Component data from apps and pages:
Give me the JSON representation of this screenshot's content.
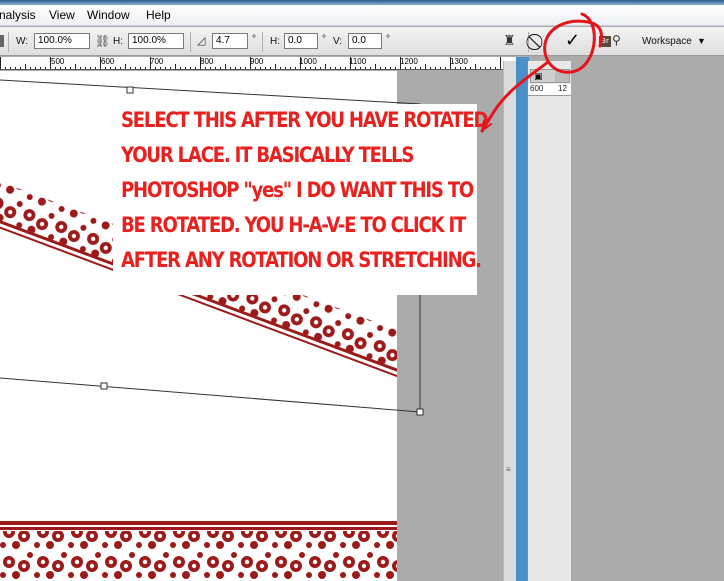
{
  "menu": {
    "items": [
      "nalysis",
      "View",
      "Window",
      "Help"
    ]
  },
  "options": {
    "w_label": "W:",
    "w_value": "100.0%",
    "h_label": "H:",
    "h_value": "100.0%",
    "angle_value": "4.7",
    "degree": "°",
    "skew_h_label": "H:",
    "skew_h_value": "0.0",
    "skew_v_label": "V:",
    "skew_v_value": "0.0",
    "cancel_icon": "cancel-transform-icon",
    "commit_icon": "commit-transform-icon",
    "commit_glyph": "✓",
    "workspace_label": "Workspace"
  },
  "ruler": {
    "ticks": [
      "500",
      "600",
      "700",
      "800",
      "900",
      "1000",
      "1100",
      "1200",
      "1300"
    ]
  },
  "panel": {
    "mini_left": "600",
    "mini_right": "12"
  },
  "annotation": {
    "lines": [
      "SELECT THIS AFTER YOU HAVE ROTATED",
      "YOUR LACE.  IT BASICALLY TELLS",
      "PHOTOSHOP \"yes\" I DO WANT THIS TO",
      "BE ROTATED.  YOU H-A-V-E  TO CLICK IT",
      "AFTER ANY ROTATION OR STRETCHING."
    ],
    "color": "#e8201e"
  },
  "lace_color": "#9c1a1a",
  "highlight_color": "#e3141c"
}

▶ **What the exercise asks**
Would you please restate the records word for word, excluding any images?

▶ **Solution to this exercise**
Give me the JSON representation of this screenshot's content.
{
  "menu": {
    "items": [
      "nalysis",
      "View",
      "Window",
      "Help"
    ]
  },
  "options": {
    "w_label": "W:",
    "w_value": "100.0%",
    "h_label": "H:",
    "h_value": "100.0%",
    "angle_value": "4.7",
    "degree": "°",
    "skew_h_label": "H:",
    "skew_h_value": "0.0",
    "skew_v_label": "V:",
    "skew_v_value": "0.0",
    "cancel_icon": "cancel-transform-icon",
    "commit_icon": "commit-transform-icon",
    "commit_glyph": "✓",
    "workspace_label": "Workspace"
  },
  "ruler": {
    "ticks": [
      "500",
      "600",
      "700",
      "800",
      "900",
      "1000",
      "1100",
      "1200",
      "1300"
    ]
  },
  "panel": {
    "mini_left": "600",
    "mini_right": "12"
  },
  "annotation": {
    "lines": [
      "SELECT THIS AFTER YOU HAVE ROTATED",
      "YOUR LACE.  IT BASICALLY TELLS",
      "PHOTOSHOP \"yes\" I DO WANT THIS TO",
      "BE ROTATED.  YOU H-A-V-E  TO CLICK IT",
      "AFTER ANY ROTATION OR STRETCHING."
    ],
    "color": "#e8201e"
  },
  "lace_color": "#9c1a1a",
  "highlight_color": "#e3141c"
}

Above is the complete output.